** Given records follows **
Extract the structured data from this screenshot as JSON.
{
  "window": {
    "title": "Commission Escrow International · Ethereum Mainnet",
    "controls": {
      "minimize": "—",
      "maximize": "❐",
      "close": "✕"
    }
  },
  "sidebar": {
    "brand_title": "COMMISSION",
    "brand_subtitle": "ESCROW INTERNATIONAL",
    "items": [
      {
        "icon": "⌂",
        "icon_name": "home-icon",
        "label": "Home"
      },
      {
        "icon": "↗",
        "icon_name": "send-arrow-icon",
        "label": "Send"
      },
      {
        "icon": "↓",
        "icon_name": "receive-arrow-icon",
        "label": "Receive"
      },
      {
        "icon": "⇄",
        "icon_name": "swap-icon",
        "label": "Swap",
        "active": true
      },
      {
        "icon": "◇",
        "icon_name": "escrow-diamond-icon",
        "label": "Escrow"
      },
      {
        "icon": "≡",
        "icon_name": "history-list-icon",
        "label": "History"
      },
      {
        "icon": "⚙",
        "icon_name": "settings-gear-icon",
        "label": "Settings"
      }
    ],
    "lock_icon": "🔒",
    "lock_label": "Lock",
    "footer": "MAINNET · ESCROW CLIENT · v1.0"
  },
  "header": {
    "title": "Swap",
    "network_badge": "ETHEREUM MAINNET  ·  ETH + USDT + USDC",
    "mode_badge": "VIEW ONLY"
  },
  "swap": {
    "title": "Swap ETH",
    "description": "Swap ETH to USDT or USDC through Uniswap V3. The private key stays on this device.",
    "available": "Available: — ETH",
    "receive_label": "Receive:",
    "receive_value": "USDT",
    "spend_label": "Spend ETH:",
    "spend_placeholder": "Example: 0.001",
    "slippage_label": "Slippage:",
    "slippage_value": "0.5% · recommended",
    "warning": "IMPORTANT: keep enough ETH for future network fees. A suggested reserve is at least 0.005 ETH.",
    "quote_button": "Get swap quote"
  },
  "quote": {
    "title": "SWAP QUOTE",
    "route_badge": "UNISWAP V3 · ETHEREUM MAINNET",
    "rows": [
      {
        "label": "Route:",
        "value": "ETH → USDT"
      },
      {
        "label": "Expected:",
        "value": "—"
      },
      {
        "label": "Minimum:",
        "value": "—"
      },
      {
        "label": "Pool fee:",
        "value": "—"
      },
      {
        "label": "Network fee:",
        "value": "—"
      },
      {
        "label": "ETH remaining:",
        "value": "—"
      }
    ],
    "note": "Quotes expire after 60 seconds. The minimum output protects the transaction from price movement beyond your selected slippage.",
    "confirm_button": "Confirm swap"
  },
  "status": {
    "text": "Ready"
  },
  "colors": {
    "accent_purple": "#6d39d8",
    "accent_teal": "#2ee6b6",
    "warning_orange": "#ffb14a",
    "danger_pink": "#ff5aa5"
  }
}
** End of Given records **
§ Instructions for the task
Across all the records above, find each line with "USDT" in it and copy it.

§ Task response
    "network_badge": "ETHEREUM MAINNET  ·  ETH + USDT + USDC",
    "description": "Swap ETH to USDT or USDC through Uniswap V3. The private key stays on this device.",
    "receive_value": "USDT",
        "value": "ETH → USDT"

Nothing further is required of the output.